“…Hitler spoke over the radio to Germany, the rest of Europe and the United States, announcing the German withdrawal from the League [of Nations] and from the Disarmament Conference and proclaiming a Reich election for November 14. The speech was moderate for him. He demanded equal rights with other nations as to armaments, defended his ‘revolution’ as simply an anti-Communist move, and assured the world of peaceful intentions…It was not the address of a thinker, but of an emotionalist claiming that Germany had in no way been responsible for the World War and that she was the victim of wicked enemies…The Germans have made another huge blunder for want of statesmen.”

William E. Dodd, United States Ambassador to Germany, Ambassador Dodd’s Diaries, October 14, 1933

DAY 1224 of Charles Taylor’s Presidency (Liberia)

“Public services continue to deteriorate even as Mr. Taylor and his family – several of his relatives head ministries – loot Liberia, according to Western diplomats, international workers, Liberian and foreign business people here.

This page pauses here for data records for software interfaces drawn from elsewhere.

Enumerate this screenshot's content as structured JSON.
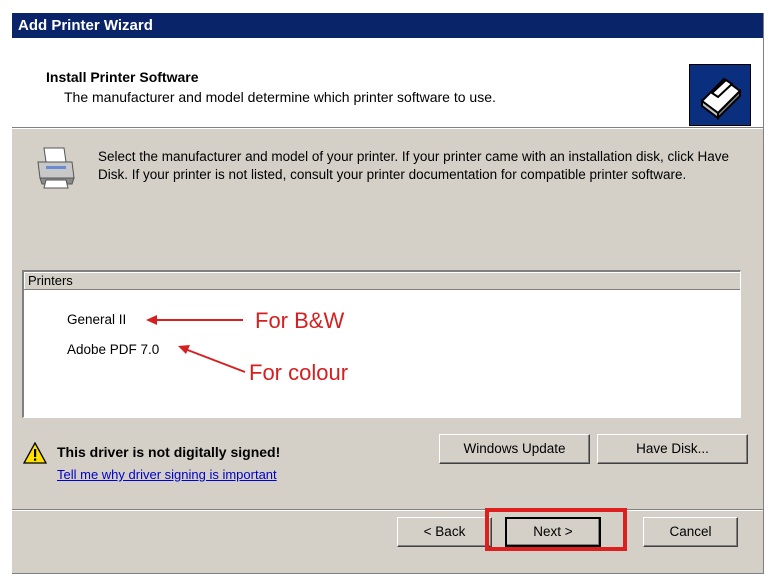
{
  "window": {
    "title": "Add Printer Wizard"
  },
  "header": {
    "title": "Install Printer Software",
    "subtitle": "The manufacturer and model determine which printer software to use."
  },
  "instructions": "Select the manufacturer and model of your printer. If your printer came with an installation disk, click Have Disk. If your printer is not listed, consult your printer documentation for compatible printer software.",
  "printers": {
    "column_header": "Printers",
    "items": [
      "General II",
      "Adobe PDF 7.0"
    ]
  },
  "annotations": {
    "bw": "For B&W",
    "colour": "For colour",
    "color": "#d42020"
  },
  "warning": {
    "text": "This driver is not digitally signed!",
    "link": "Tell me why driver signing is important"
  },
  "buttons": {
    "windows_update": "Windows Update",
    "have_disk": "Have Disk...",
    "back": "< Back",
    "next": "Next >",
    "cancel": "Cancel"
  },
  "colors": {
    "titlebar": "#0a246a",
    "dialog": "#d4d0c8",
    "highlight": "#dd1f1f"
  }
}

A principal income source in the last couple of years has been Liberia’s rain forests, according to these officials. The Forestry Development Authority, headed by the president’s brother, Robert, has allowed a shadowy logging company, Oriental Timber, with headquarters in Hong Kong but mostly Indonesian workers in Liberia, to wipe out entire forests, diplomats say.”

Norimitsu Onishi, “In Ruined Liberia, Its Despoiler Sits Pretty,” The New York Times, February 7, 2000. http://www.nytimes.com/2000/12/07/world/in-ruined-liberia-its-despoiler-sits-pretty.html

DAY 286 of Hitler’s Chancellorship (Germany)

“And a couple of hundred thousand rootless internationalists—‘Jews!’—want to set nations of millions at one another’s throats. I want only peace…You should say yes for your own sake. Etc., in no proper order, impassioned; every sentence mendacious, but I almost believe: unconsciously mendacious. The man is a blinkered fanatic.”

Victor Klemperer, I Will Bear Witness: A Diary of the Nazi Years, November 11, 1933

DAY 172 of Hitler’s Chancellorship (Germany)

“Political situation bleak. The only comfort or hope is when the tyranny manifests itself ever more wildly, i.e., ever more uncertain of itself…A sound film recording of Hitler, a few sentences in front of a big meeting—clenched fists, twisted face, wild bawling—’on January 30 they were still laughing at me, they won’t be laughing anymore…’ It seems that perhaps for the moment he is all-powerful—but the voice and gestures expressed impotent rage. Doubts of his omnipotence?”

Victor Klemperer, I Will Bear Witness: A Diary of the Nazi Years, July 20, 1933

DAY 86 of Hitler’s Chancellorship (Germany)

“The fate of the Hitler movement will undoubtedly be decided by the Jewish business. I do not understand why they have made this point of their program so central. It will sink them. But we will probably go down with them.”

Victor Klemperer, I Will Bear Witness: A Diary of the Nazi Years, April 25, 1933

DAY 195 of Hitler’s Chancellorship (Germany)

“Late in the afternoon Messersmith and directors of the United States Lines came to report the foolish order of German-American lines, supported by the government, to the effect that nobody leaving Germany might by tickets for any transportation costing more than 200 marks, i.e., on any but German ships…In a few days the German Government announced abandonment of their policy and gave a lame excuse. It is another illustration of Nazi clumsiness in international affairs.”

William E. Dodd, United States Ambassador to Germany, Ambassador Dodd’s Diaries, August 12, 1933